I've been on both sides of the equation. I had an actress bring a nursing baby to rehearsal, it was fine, he slept all the time, she pumped during notes sessions. (But it was a shorter rehearsal process and it wasn't everyday.) And I brought my nursing child to some rehearsals. But I wouldn't have brought her to a run through. Actors need to concentrate when they are getting off book and no matter how good my baby was, she would not be quiet for an hour and a half. And I do think that you have to listen to your collaborators, if they don't like it, the baby goes. (the same for dogs in the rehearsal room! I don't mind a well-behaved dog in the rehearsal room but some people might, and they have the right to say no.) when my son was 1.5, I worked on a play with Children's Theater Company and that was the way to go! I was asked a lot, "why don't you bring him in more?" But I knew sometimes it would affect MY work, so I didn't bring him. But he loved tech! And was welcome there.

I once had a director bring her 4th grader to rehearsal--child care fell through. It was perfectly fine, until the director used the F word and a small, chiding "Mom!" came from the back row. Oops. Keep it clean people! The fact is, taking care of children comes with certain non-negotiables. If your arrangements fall through, you do not have the option to leave that kid at loose ends. That said, consistently having kids in a rehearsal room is going to have a real effect on the working environment, and any parent/collaborator better think long and hard about making that choice. I'm thinking of one of my plays that is NOT child-friendly--I would not be comfortable with a kid in rehearsal for that one. Another one? Sure! And my TYA work? Might even benefit.

I feel fortunate that I had the ability to bring my children as infants to rehearsal when I neede to. Our wonderful company embraced them and became extended family.
When they were older and babysitter fell thru hours before curtain, there was no choice and along they came. Because this was their life as much as mine, they understood how to behave backstage. The show must go on.
Make no mistake, the working theater mom feels terrible and outcast and miserable when struggling with balance it all. But isn't theater about humanity?
Surprising how un- family-friendly the theater world can be despite how 'progressive' we are.

Oh my good goodness. i have encountered the dilemna of having/bringing the child to the office/work/classroom and the theatre/rehearsal/performance -- you know what?// there are always things to complain about : our particular lives are fraught with intangible upsets... oh my I was annoyed and couldn't share the space with that unnerving little (fill in the the blank) who has not been on a plane with the three screaming infants right behind your seat.
How tolerant or intolerant can we see ourselves - outside of the immediate experience of discomfort. It doesn't last forever - while this "THING" that I am doing will be shared and lauded by the universe. it takes some age and distance to recognize that breast feeding, child care and circumstances beyond our control necessitate the inclusion of generational patience. What about SENIORS - are they allowed in the graduate space or the back of the theater with their questions, and noisy rustling? sorry the for the rant, but I took my son, in a MOSES basket, to rehearsals consistently.
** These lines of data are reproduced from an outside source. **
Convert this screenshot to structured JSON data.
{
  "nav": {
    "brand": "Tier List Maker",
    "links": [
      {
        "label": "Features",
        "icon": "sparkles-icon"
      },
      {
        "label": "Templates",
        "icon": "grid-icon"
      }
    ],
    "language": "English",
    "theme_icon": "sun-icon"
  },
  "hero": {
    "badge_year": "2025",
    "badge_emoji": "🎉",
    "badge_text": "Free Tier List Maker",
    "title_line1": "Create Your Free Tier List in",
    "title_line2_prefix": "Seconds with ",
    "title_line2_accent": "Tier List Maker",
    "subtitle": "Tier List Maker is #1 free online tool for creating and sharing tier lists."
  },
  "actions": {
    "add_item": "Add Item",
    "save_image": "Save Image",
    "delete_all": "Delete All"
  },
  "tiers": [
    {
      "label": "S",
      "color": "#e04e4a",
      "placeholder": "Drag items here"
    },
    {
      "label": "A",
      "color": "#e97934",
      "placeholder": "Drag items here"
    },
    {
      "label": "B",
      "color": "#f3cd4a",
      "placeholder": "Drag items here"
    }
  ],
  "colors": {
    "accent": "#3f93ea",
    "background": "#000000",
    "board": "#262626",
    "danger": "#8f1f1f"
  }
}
After the initial "what a great kid, he's so well behaved, nice to have this energy in the room" speeches, we adapted to his screaming, burbling and distracting behaviour. BRING the kids, (people bring their animals recently and that seems to be alright??) and they will grow up to understand where it is that we work, play and live.

Bringing animals is not all right. Many people have issues with being forced to be in a room with animals, especially large dogs. Like it or not children are a distraction. I had three and worked a variety of schedules and jobs. If you are resourceful enough to write or perform, you are resourceful enough to arrange for child care. Bringing the pets or kids may be good for them or you, but it is usually not good for at least some of the people you work with.